Your assignment:
Report every line below that has the string "this" in it.

+++ Extracted material

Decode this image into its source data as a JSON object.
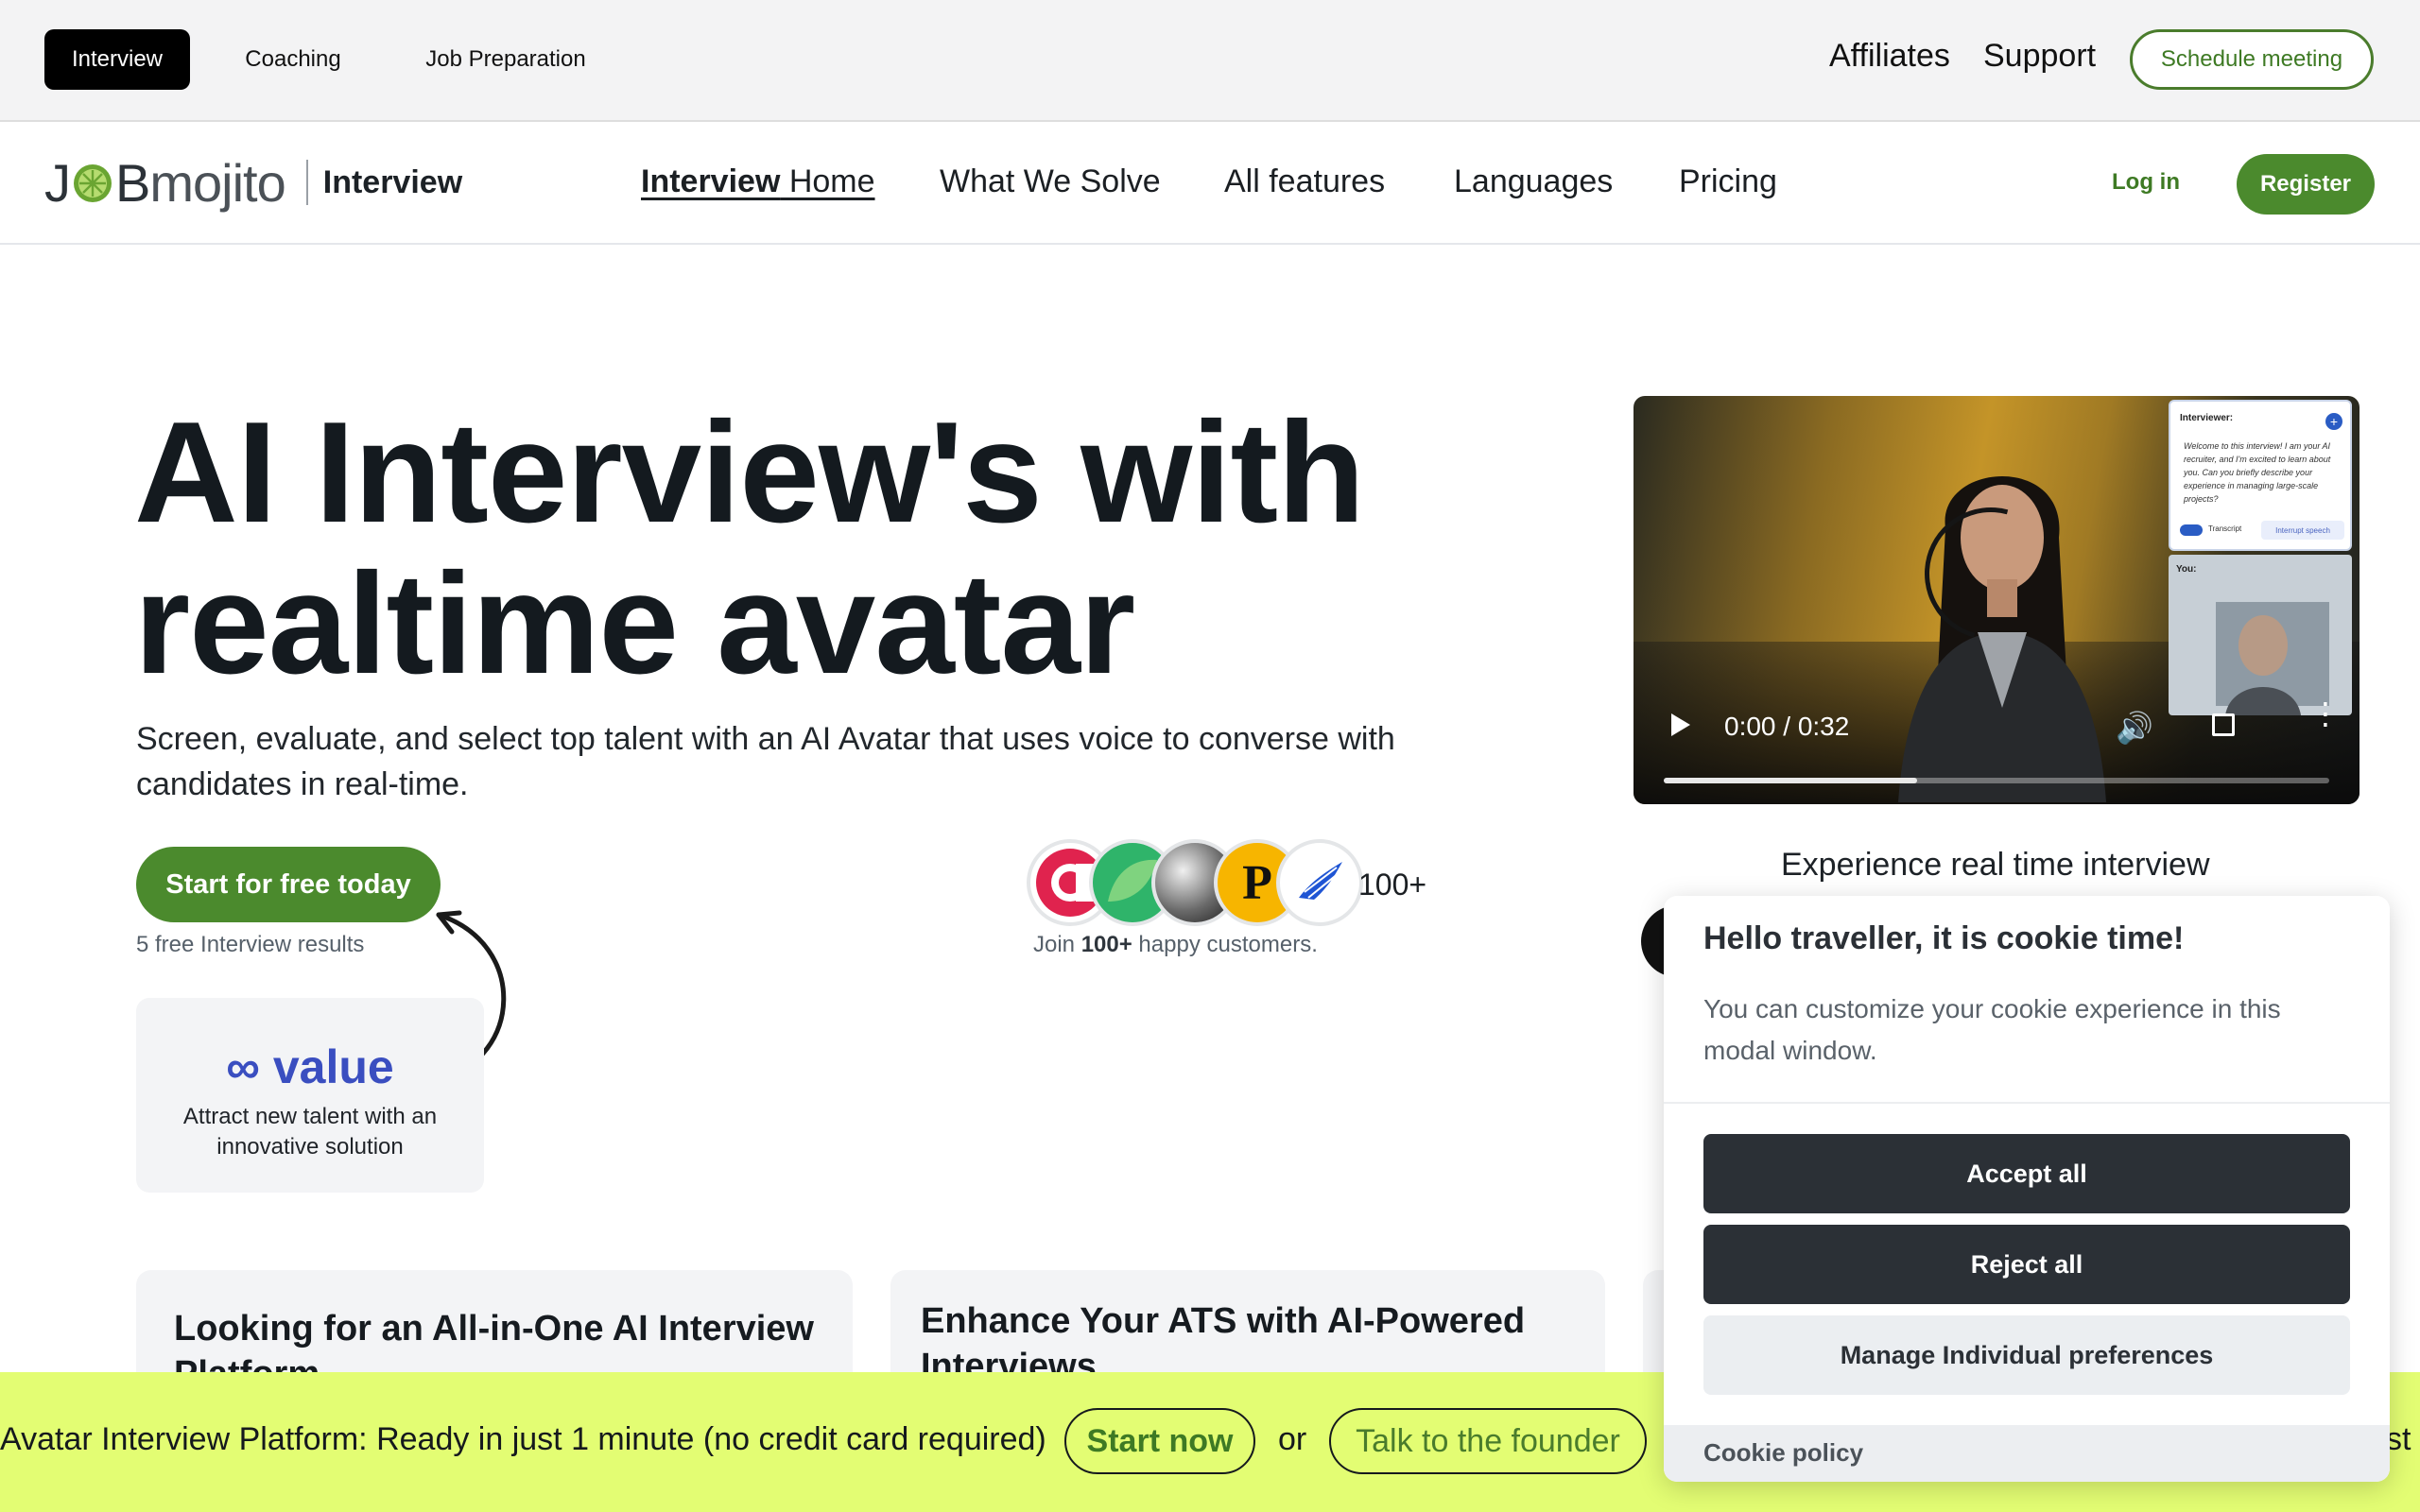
{
  "topbar": {
    "tabs": [
      "Interview",
      "Coaching",
      "Job Preparation"
    ],
    "links": [
      "Affiliates",
      "Support"
    ],
    "schedule_label": "Schedule meeting"
  },
  "nav": {
    "logo_jo": "J",
    "logo_b": "B",
    "logo_mojito": "mojito",
    "logo_sub": "Interview",
    "home_bold": "Interview",
    "home_rest": " Home",
    "links": [
      "What We Solve",
      "All features",
      "Languages",
      "Pricing"
    ],
    "login": "Log in",
    "register": "Register"
  },
  "hero": {
    "title_line1": "AI Interview's with",
    "title_line2": "realtime avatar",
    "subtitle": "Screen, evaluate, and select top talent with an AI Avatar that uses voice to converse with candidates in real-time.",
    "cta": "Start for free today",
    "cta_note": "5 free Interview results",
    "value_symbol": "∞",
    "value_word": "value",
    "value_desc": "Attract new talent with an innovative solution"
  },
  "customers": {
    "count": "100+",
    "note_prefix": "Join ",
    "note_bold": "100+",
    "note_suffix": " happy customers.",
    "avatar_letter": "P"
  },
  "video": {
    "panel_title": "Interviewer:",
    "panel_text": "Welcome to this interview! I am your AI recruiter, and I'm excited to learn about you. Can you briefly describe your experience in managing large-scale projects?",
    "transcript_label": "Transcript",
    "interrupt_label": "Interrupt speech",
    "you_label": "You:",
    "time": "0:00 / 0:32",
    "progress": 0.38,
    "caption": "Experience real time interview"
  },
  "features": [
    {
      "title": "Looking for an All-in-One AI Interview Platform"
    },
    {
      "title": "Enhance Your ATS with AI-Powered Interviews"
    }
  ],
  "banner": {
    "text": "Avatar Interview Platform: Ready in just 1 minute (no credit card required)",
    "start": "Start now",
    "or": "or",
    "founder": "Talk to the founder",
    "tail": "st"
  },
  "cookie": {
    "title": "Hello traveller, it is cookie time!",
    "desc": "You can customize your cookie experience in this modal window.",
    "accept": "Accept all",
    "reject": "Reject all",
    "manage": "Manage Individual preferences",
    "policy": "Cookie policy"
  },
  "colors": {
    "brand_green": "#4b8a2d",
    "banner_lime": "#e3fd73",
    "value_blue": "#3a4ec0",
    "dark_button": "#2b3036"
  }
}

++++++

Result:
Decode this image into its source data as a JSON object.
    "panel_text": "Welcome to this interview! I am your AI recruiter, and I'm excited to learn about you. Can you briefly describe your experience in managing large-scale projects?",
    "desc": "You can customize your cookie experience in this modal window.",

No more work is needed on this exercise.